- [Supplied records]:
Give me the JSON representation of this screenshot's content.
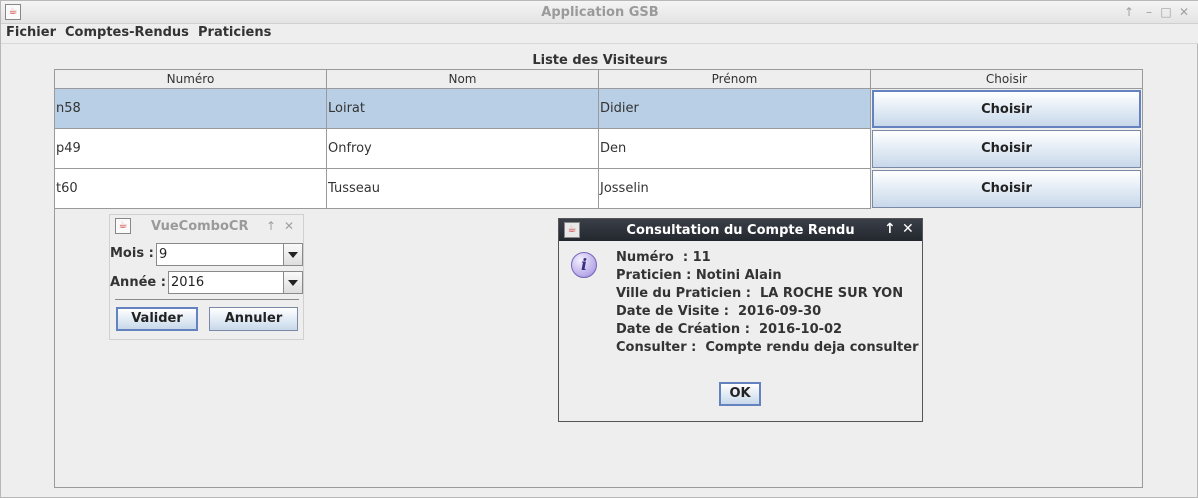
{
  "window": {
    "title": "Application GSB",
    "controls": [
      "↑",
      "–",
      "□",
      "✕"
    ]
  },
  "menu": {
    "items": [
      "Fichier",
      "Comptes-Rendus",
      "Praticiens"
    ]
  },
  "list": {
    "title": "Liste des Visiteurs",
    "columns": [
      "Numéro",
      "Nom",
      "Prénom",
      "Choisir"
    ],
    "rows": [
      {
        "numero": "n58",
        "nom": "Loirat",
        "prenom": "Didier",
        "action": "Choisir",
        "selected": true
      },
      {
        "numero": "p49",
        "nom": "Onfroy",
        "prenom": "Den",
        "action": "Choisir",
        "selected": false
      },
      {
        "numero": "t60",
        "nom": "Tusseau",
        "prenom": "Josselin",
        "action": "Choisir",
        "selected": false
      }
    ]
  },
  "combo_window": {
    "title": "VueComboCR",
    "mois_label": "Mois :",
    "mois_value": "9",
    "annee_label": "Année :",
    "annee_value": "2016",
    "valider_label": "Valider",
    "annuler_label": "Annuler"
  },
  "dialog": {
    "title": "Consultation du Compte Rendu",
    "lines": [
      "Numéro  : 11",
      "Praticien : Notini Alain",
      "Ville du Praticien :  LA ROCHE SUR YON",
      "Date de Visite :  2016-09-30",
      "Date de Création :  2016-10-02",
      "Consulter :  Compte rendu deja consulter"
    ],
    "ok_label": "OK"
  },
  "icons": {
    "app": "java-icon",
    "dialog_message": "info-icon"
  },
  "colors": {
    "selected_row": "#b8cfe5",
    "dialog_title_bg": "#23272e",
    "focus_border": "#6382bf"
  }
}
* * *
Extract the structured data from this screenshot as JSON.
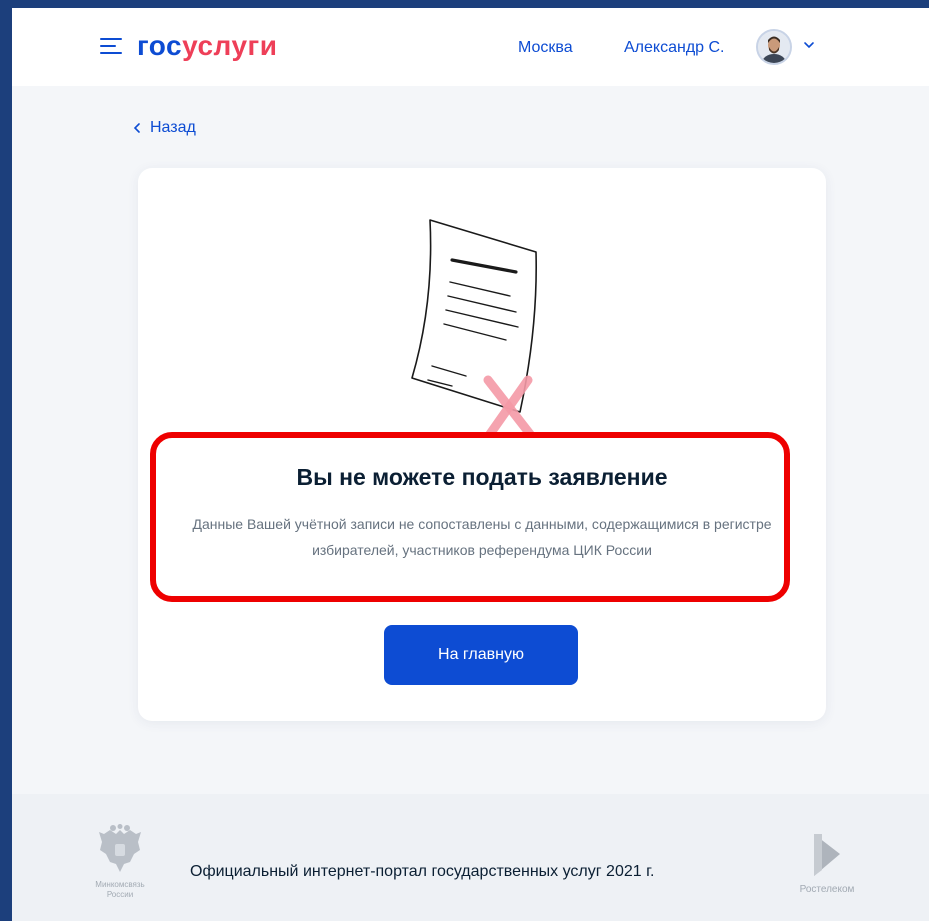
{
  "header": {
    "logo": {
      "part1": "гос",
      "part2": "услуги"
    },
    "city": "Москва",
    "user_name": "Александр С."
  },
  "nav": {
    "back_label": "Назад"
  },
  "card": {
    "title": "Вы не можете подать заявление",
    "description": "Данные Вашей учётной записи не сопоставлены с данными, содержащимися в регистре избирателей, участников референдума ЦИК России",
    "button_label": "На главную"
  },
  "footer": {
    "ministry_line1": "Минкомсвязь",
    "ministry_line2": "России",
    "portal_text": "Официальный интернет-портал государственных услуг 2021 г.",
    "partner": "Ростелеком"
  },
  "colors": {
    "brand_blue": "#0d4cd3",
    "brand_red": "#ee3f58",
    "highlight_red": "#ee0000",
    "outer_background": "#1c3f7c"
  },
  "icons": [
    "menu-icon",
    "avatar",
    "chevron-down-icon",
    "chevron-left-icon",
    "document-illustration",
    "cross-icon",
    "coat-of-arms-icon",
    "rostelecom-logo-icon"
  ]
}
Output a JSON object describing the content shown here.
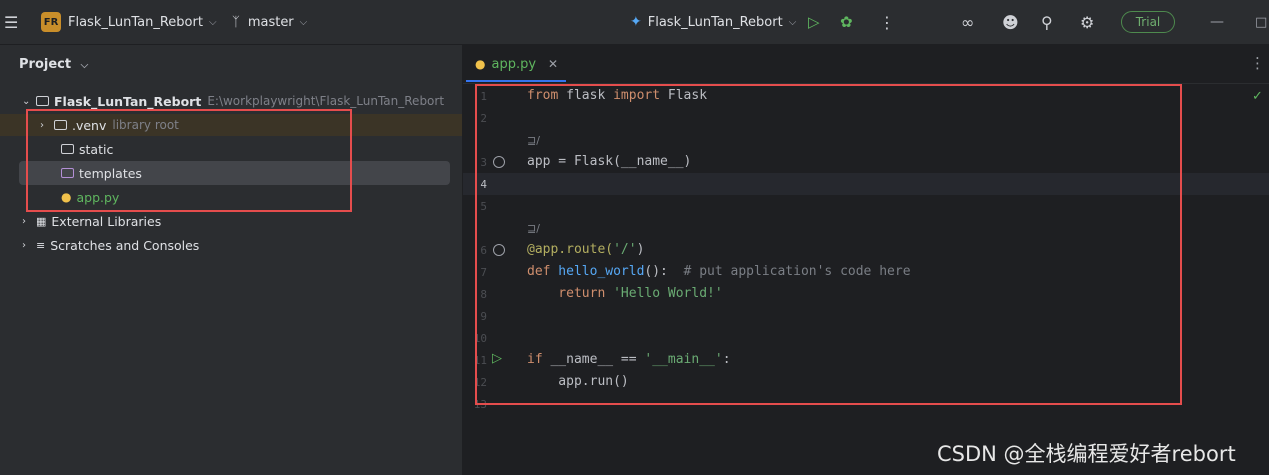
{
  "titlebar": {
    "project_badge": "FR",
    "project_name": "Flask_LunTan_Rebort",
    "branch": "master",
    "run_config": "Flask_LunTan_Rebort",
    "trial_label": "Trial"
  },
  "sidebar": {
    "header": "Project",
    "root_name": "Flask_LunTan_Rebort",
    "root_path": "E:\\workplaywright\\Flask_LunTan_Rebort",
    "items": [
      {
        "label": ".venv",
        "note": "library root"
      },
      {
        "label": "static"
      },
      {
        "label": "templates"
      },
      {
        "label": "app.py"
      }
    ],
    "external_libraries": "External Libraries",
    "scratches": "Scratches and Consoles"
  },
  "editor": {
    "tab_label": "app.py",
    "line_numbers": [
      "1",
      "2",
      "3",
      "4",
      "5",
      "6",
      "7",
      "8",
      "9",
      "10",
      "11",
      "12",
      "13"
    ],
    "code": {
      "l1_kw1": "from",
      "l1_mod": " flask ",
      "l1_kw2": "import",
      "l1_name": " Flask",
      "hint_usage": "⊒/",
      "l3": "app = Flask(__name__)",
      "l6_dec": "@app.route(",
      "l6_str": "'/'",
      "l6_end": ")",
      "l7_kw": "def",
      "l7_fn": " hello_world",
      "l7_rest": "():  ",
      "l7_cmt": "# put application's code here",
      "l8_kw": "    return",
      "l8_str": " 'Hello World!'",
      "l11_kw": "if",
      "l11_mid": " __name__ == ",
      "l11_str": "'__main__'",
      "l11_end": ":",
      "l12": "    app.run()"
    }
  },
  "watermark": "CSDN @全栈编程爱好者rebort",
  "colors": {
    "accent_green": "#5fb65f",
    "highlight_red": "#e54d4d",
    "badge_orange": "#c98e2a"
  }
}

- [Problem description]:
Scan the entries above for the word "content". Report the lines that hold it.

- [Solved problem]:
Give me the JSON representation of this screenshot's content.
Output a JSON object describing the content shown here.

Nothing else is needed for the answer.